What is a conservatorship?

There are two types of conservatorships:  a conservatorship of the person and a conservatorship of the estate.

A conservatorship of the estate is a court proceeding to appoint an individual to manage the financial affairs of an incapacitated person who is unable to manage his or her own property or financial matters.

A conservatorship of the person is a court proceeding to appoint an individual to manage the day to day living and health issues of an incapacitated person.

Who may serve as conservator?

Generally an individual family member is appointed as the conservator on a petition to the court.  In some circumstances, a private fiduciary is appointed.

Unless the incapacitated person has previously nominated a conservator in his or her power of attorney, the following is the order of preference:

1. Spouse or domestic partner 

2. Adult child  

3. Parent  

4. Sibling  

5. Any other person the law says is okay  

6. Public Guardian

How is a conservator appointed?

A petition for the appointment of a conservator is filed with the court. The petition may be filed by the person to be protected or by any interested person.

 Notice of the time and place of the hearing must be personally served on the person to be protected and given to other persons specified by statute.

 Initiating a conservatorship proceeding is a long and complicated process.  If you would like more information on the process, please contact us to schedule an appointment.

What are the duties of a conservator?

A conservator has the powers and responsibilities of a fiduciary. The following is a brief, non-inclusive list of some of the duties required of a conservator.

Conservator of the Person:

• Arrange for the conservatee’s care and protection; 

• Decide where the conservatee will live; and 

• Are in charge of the conservatee’s:

o Meals, 

o Health care,  

o Clothing,  

o Personal care, 

o Housekeeping, 

o Transportation,  

o Shelter,  

o Recreation, and 

o Well-being. 

• Must get the court’s permission for certain decisions about the conservatee’s health care or living arrangements. 

• Must inform the court if the conservatee is moving and may need to get a court order allowing the move. 

• Must report to the court on the conservatee’s current status. 

• Must keep the court informed of any changes in your address or contact information

Conservator of the Estate:

• Manage the conservatee’s finances; 

• Make a list of everything in the estate; 

• Take control of all assets; 

• Collect the conservatee’s income; 

• Pay the conservatee’s bills; 

• Make a plan to make sure the conservatee’s needs are met (your conservatorship plan); 

• Make a budget to show what the conservatee can afford; 

• Make sure the conservatee gets all the benefits he or she is eligible for; 

• Responsibly invest the conservatee’s money; 

• Protect the conservatee’s income and property; 

• Keep exact financial records; and 

• Make regular reports of the financial accounts to the court and to the conservatee regarding the management of the conservatee’s assets.

Can appointment of a conservator be avoided?

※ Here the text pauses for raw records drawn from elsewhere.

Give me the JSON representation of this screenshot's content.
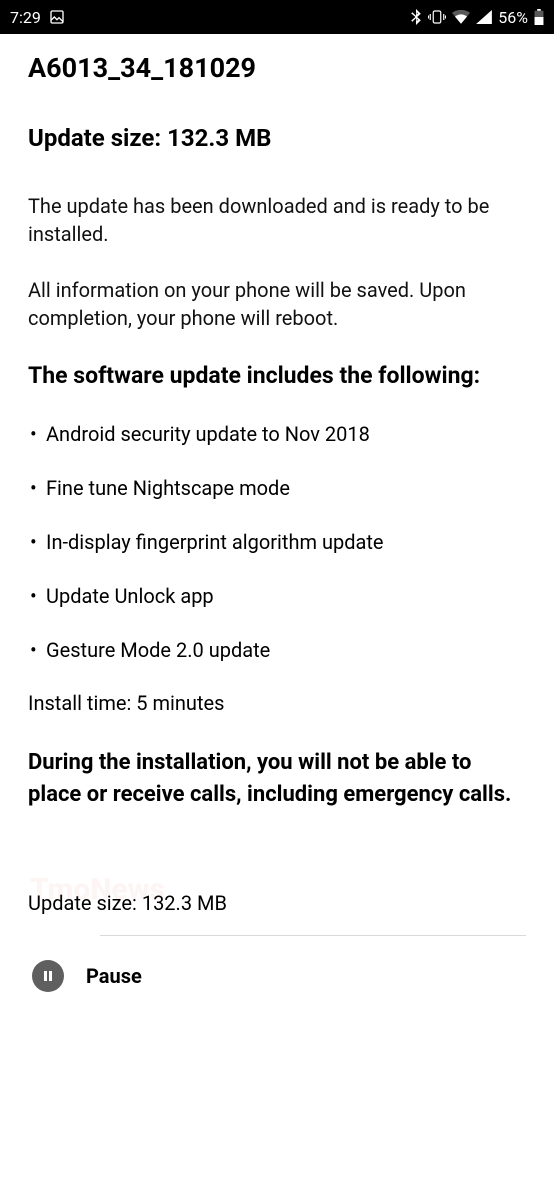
{
  "statusbar": {
    "time": "7:29",
    "battery_text": "56%"
  },
  "page": {
    "version": "A6013_34_181029",
    "size_heading": "Update size: 132.3 MB",
    "para1": "The update has been downloaded and is ready to be installed.",
    "para2": "All information on your phone will be saved. Upon completion, your phone will reboot.",
    "includes_heading": "The software update includes the following:",
    "bullets": [
      "Android security update to Nov 2018",
      "Fine tune Nightscape mode",
      "In-display fingerprint algorithm update",
      "Update Unlock app",
      "Gesture Mode 2.0 update"
    ],
    "install_time": "Install time: 5 minutes",
    "warning": "During the installation, you will not be able to place or receive calls, including emergency calls.",
    "footer_size": "Update size: 132.3 MB",
    "pause_label": "Pause"
  }
}
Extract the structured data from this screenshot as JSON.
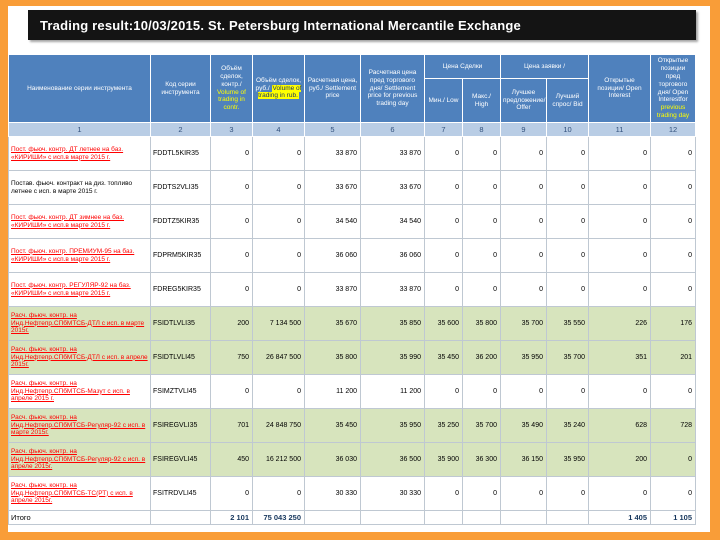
{
  "title": "Trading result:10/03/2015. St. Petersburg International Mercantile Exchange",
  "colors": {
    "frame_orange": "#F99D38",
    "header_blue": "#4F81BD",
    "light_blue": "#B9CDE5",
    "row_green": "#D7E4BD",
    "link_red": "#FF0000",
    "highlight_yellow": "#FFFF00"
  },
  "table": {
    "headers": {
      "name": "Наименование серии инструмента",
      "code": "Код серии инструмента",
      "vol_contr_ru": "Объём сделок, контр./ ",
      "vol_contr_en": "Volume of trading in contr.",
      "vol_rub_ru": "Объём сделок, руб./ ",
      "vol_rub_en": "Volume of trading in rub.",
      "settlement": "Расчетная цена, руб./ Settlement price",
      "settlement_prev": "Расчетная цена пред торгового дня/ Settlement price for previous trading day",
      "trade_price_group": "Цена Сделки",
      "order_price_group": "Цена заявки /",
      "min_low": "Мин./ Low",
      "max_high": "Макс./ High",
      "offer": "Лучшее предложение/ Offer",
      "bid": "Лучший спрос/ Bid",
      "open_interest": "Открытые позиции/ Open Interest",
      "open_interest_prev_white": "Открытые позиции пред торгового дня/ Open Interestfor ",
      "open_interest_prev_yellow": "previous trading day"
    },
    "col_numbers": [
      "1",
      "2",
      "3",
      "4",
      "5",
      "6",
      "7",
      "8",
      "9",
      "10",
      "11",
      "12"
    ],
    "rows": [
      {
        "name": "Пост. фьюч. контр. ДТ летнее на баз. «КИРИШИ» с исп.в марте 2015 г.",
        "code": "FDDTL5KIR35",
        "link": true,
        "highlight": false,
        "values": [
          "0",
          "0",
          "33 870",
          "33 870",
          "0",
          "0",
          "0",
          "0",
          "0",
          "0"
        ]
      },
      {
        "name": "Постав. фьюч. контракт на диз. топливо летнее с исп. в марте 2015 г.",
        "code": "FDDTS2VLI35",
        "link": false,
        "highlight": false,
        "values": [
          "0",
          "0",
          "33 670",
          "33 670",
          "0",
          "0",
          "0",
          "0",
          "0",
          "0"
        ]
      },
      {
        "name": "Пост. фьюч. контр. ДТ зимнее на баз. «КИРИШИ» с исп.в марте 2015 г.",
        "code": "FDDTZ5KIR35",
        "link": true,
        "highlight": false,
        "values": [
          "0",
          "0",
          "34 540",
          "34 540",
          "0",
          "0",
          "0",
          "0",
          "0",
          "0"
        ]
      },
      {
        "name": "Пост. фьюч. контр. ПРЕМИУМ-95 на баз. «КИРИШИ» с исп.в марте 2015 г.",
        "code": "FDPRM5KIR35",
        "link": true,
        "highlight": false,
        "values": [
          "0",
          "0",
          "36 060",
          "36 060",
          "0",
          "0",
          "0",
          "0",
          "0",
          "0"
        ]
      },
      {
        "name": "Пост. фьюч. контр. РЕГУЛЯР-92 на баз. «КИРИШИ» с исп.в марте 2015 г.",
        "code": "FDREG5KIR35",
        "link": true,
        "highlight": false,
        "values": [
          "0",
          "0",
          "33 870",
          "33 870",
          "0",
          "0",
          "0",
          "0",
          "0",
          "0"
        ]
      },
      {
        "name": "Расч. фьюч. контр. на Инд.Нефтепр.СПбМТСБ-ДТЛ с исп. в марте 2015г.",
        "code": "FSIDTLVLI35",
        "link": true,
        "highlight": true,
        "values": [
          "200",
          "7 134 500",
          "35 670",
          "35 850",
          "35 600",
          "35 800",
          "35 700",
          "35 550",
          "226",
          "176"
        ]
      },
      {
        "name": "Расч. фьюч. контр. на Инд.Нефтепр.СПбМТСБ-ДТЛ с исп. в апреле 2015г.",
        "code": "FSIDTLVLI45",
        "link": true,
        "highlight": true,
        "values": [
          "750",
          "26 847 500",
          "35 800",
          "35 990",
          "35 450",
          "36 200",
          "35 950",
          "35 700",
          "351",
          "201"
        ]
      },
      {
        "name": "Расч. фьюч. контр. на Инд.Нефтепр.СПбМТСБ-Мазут с исп. в апреле 2015 г.",
        "code": "FSIMZTVLI45",
        "link": true,
        "highlight": false,
        "values": [
          "0",
          "0",
          "11 200",
          "11 200",
          "0",
          "0",
          "0",
          "0",
          "0",
          "0"
        ]
      },
      {
        "name": "Расч. фьюч. контр. на Инд.Нефтепр.СПбМТСБ-Регуляр-92 с исп. в марте 2015г.",
        "code": "FSIREGVLI35",
        "link": true,
        "highlight": true,
        "values": [
          "701",
          "24 848 750",
          "35 450",
          "35 950",
          "35 250",
          "35 700",
          "35 490",
          "35 240",
          "628",
          "728"
        ]
      },
      {
        "name": "Расч. фьюч. контр. на Инд.Нефтепр.СПбМТСБ-Регуляр-92 с исп. в апреле 2015г.",
        "code": "FSIREGVLI45",
        "link": true,
        "highlight": true,
        "values": [
          "450",
          "16 212 500",
          "36 030",
          "36 500",
          "35 900",
          "36 300",
          "36 150",
          "35 950",
          "200",
          "0"
        ]
      },
      {
        "name": "Расч. фьюч. контр. на Инд.Нефтепр.СПбМТСБ-ТС(РТ) с исп. в апреле 2015г.",
        "code": "FSITRDVLI45",
        "link": true,
        "highlight": false,
        "values": [
          "0",
          "0",
          "30 330",
          "30 330",
          "0",
          "0",
          "0",
          "0",
          "0",
          "0"
        ]
      }
    ],
    "total": {
      "label": "Итого",
      "values": [
        "2 101",
        "75 043 250",
        "",
        "",
        "",
        "",
        "",
        "",
        "1 405",
        "1 105"
      ]
    }
  }
}
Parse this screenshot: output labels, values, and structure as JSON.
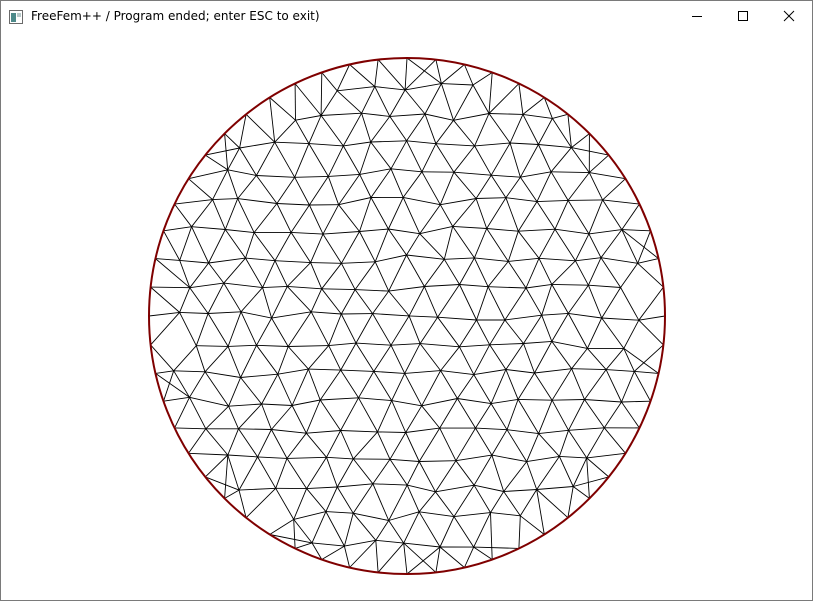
{
  "window": {
    "title": "FreeFem++ / Program ended; enter ESC to exit)",
    "app_icon": "freefem-window-icon",
    "controls": [
      "minimize-icon",
      "maximize-icon",
      "close-icon"
    ]
  },
  "plot": {
    "content": "triangular finite element mesh of a disk",
    "boundary_color": "#7f0000",
    "edge_color": "#000000",
    "background": "#ffffff"
  }
}
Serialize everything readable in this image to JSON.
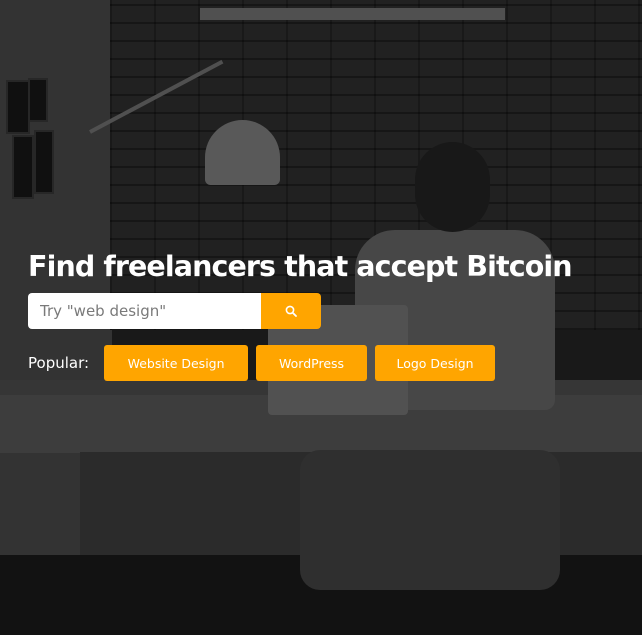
{
  "hero": {
    "headline": "Find freelancers that accept Bitcoin",
    "search": {
      "placeholder": "Try \"web design\"",
      "value": "",
      "button_icon": "search-icon"
    },
    "popular": {
      "label": "Popular:",
      "tags": [
        "Website Design",
        "WordPress",
        "Logo Design"
      ]
    }
  },
  "colors": {
    "accent": "#ffa500",
    "text": "#ffffff",
    "input_bg": "#ffffff"
  }
}
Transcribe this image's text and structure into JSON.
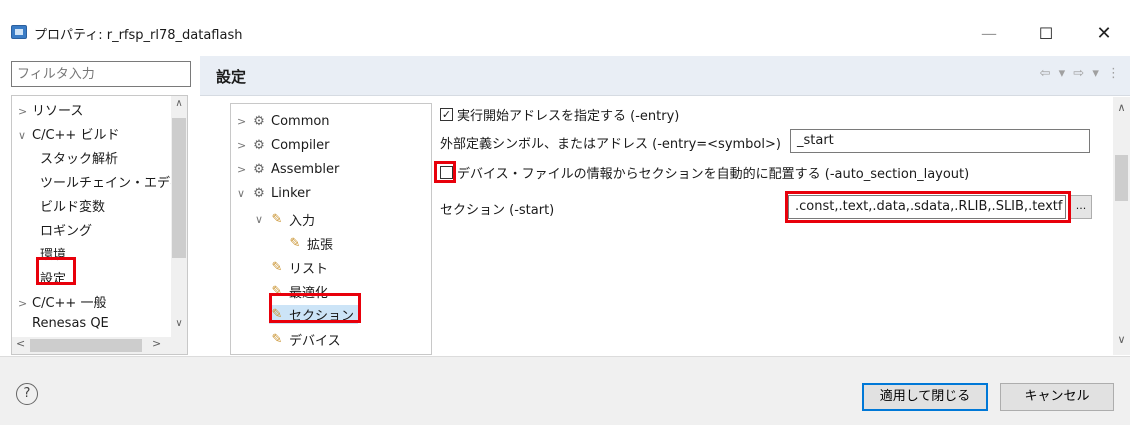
{
  "window": {
    "title": "プロパティ: r_rfsp_rl78_dataflash",
    "minimize_label": "—",
    "maximize_label": "☐",
    "close_label": "✕"
  },
  "sidebar": {
    "filter_placeholder": "フィルタ入力",
    "items": [
      {
        "label": "リソース",
        "twisty": ">"
      },
      {
        "label": "C/C++ ビルド",
        "twisty": "v"
      },
      {
        "label": "スタック解析"
      },
      {
        "label": "ツールチェイン・エディタ"
      },
      {
        "label": "ビルド変数"
      },
      {
        "label": "ロギング"
      },
      {
        "label": "環境"
      },
      {
        "label": "設定",
        "selected": true
      },
      {
        "label": "C/C++ 一般",
        "twisty": ">"
      },
      {
        "label": "Renesas QE"
      }
    ]
  },
  "page": {
    "title": "設定",
    "nav_icons": "⇦ ▾ ⇨ ▾ ⋮"
  },
  "tool_tree": {
    "items": [
      {
        "label": "Common",
        "twisty": ">"
      },
      {
        "label": "Compiler",
        "twisty": ">"
      },
      {
        "label": "Assembler",
        "twisty": ">"
      },
      {
        "label": "Linker",
        "twisty": "v"
      },
      {
        "label": "入力",
        "twisty": "v"
      },
      {
        "label": "拡張"
      },
      {
        "label": "リスト"
      },
      {
        "label": "最適化"
      },
      {
        "label": "セクション",
        "selected": true
      },
      {
        "label": "デバイス"
      }
    ]
  },
  "options": {
    "entry_checkbox_label": "実行開始アドレスを指定する (-entry)",
    "entry_checked": true,
    "entry_symbol_label": "外部定義シンボル、またはアドレス (-entry=<symbol>)",
    "entry_symbol_value": "_start",
    "auto_section_label": "デバイス・ファイルの情報からセクションを自動的に配置する (-auto_section_layout)",
    "auto_section_checked": false,
    "section_label": "セクション (-start)",
    "section_value": ".const,.text,.data,.sdata,.RLIB,.SLIB,.textf",
    "browse_label": "..."
  },
  "footer": {
    "help_label": "?",
    "apply_close_label": "適用して閉じる",
    "cancel_label": "キャンセル"
  },
  "colors": {
    "highlight_red": "#e8000b",
    "selection_bg": "#cce4f7",
    "header_bg": "#e9eef5",
    "primary_border": "#0078d7"
  },
  "icons": {
    "gear": "gear-icon",
    "folder": "folder-icon",
    "help": "help-icon"
  }
}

Sometimes a validly-executed Durable Financial Power of Attorney will enable the named agent to manage the assets of the incapacitated adult. If the incapacitated adult has a trust, a conservator may only need the limited power to retitle the assets to the name of the trust, so the trustee can then manage the assets for the benefit of the incapacitated person. Often, a financial institution will require that that institution's Power of Attorney form be used for an agent to manage an incapacitated person's account. An adult can only appoint an agent under a power of attorney if the adult is competent to understand the power of attorney document.